··· Source material

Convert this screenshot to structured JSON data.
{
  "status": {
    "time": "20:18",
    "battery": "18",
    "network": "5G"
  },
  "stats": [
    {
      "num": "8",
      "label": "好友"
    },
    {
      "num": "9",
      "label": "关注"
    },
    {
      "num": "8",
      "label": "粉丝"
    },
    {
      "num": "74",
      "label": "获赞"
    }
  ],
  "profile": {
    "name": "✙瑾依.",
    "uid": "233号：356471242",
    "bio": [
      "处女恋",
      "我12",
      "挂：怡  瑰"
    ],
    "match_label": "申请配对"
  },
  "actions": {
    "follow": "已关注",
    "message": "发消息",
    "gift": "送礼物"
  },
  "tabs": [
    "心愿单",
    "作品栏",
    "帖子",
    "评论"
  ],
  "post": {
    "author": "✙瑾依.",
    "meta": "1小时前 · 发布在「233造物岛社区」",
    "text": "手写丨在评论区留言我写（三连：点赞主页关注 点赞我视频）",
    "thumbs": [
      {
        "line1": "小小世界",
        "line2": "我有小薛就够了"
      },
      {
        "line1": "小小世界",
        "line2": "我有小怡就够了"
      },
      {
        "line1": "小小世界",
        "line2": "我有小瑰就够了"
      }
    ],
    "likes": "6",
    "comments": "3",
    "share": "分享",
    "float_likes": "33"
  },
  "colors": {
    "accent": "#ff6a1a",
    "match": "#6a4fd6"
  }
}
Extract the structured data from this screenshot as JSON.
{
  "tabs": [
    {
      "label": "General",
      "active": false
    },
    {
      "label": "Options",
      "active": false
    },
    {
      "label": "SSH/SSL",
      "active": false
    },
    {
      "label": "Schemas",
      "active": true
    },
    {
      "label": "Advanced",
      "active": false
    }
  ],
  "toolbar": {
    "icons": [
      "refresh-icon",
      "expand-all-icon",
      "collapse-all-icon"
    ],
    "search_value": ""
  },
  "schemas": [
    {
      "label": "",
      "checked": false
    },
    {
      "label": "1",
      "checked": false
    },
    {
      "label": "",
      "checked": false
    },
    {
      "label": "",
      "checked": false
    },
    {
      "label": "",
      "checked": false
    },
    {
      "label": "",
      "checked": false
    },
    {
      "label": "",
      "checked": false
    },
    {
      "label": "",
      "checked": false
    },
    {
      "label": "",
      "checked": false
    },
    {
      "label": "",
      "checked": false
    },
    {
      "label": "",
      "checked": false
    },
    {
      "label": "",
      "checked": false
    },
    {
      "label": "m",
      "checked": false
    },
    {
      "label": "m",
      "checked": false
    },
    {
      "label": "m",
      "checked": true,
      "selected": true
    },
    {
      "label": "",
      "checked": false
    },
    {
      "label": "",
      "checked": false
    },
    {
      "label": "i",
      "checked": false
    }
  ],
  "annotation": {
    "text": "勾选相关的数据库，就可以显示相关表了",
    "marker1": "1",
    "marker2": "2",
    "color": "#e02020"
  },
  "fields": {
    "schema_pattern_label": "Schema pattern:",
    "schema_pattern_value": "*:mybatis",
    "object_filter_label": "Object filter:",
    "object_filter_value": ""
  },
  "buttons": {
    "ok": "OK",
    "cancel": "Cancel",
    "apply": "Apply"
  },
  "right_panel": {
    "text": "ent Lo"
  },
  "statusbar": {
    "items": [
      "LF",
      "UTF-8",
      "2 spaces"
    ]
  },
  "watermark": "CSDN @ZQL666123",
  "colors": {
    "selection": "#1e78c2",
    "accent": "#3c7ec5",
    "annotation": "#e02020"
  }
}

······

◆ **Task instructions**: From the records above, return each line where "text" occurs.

◆ **Expected answer**:
    "text": "手写丨在评论区留言我写（三连：点赞主页关注 点赞我视频）",
    "text": "勾选相关的数据库，就可以显示相关表了",
    "text": "ent Lo"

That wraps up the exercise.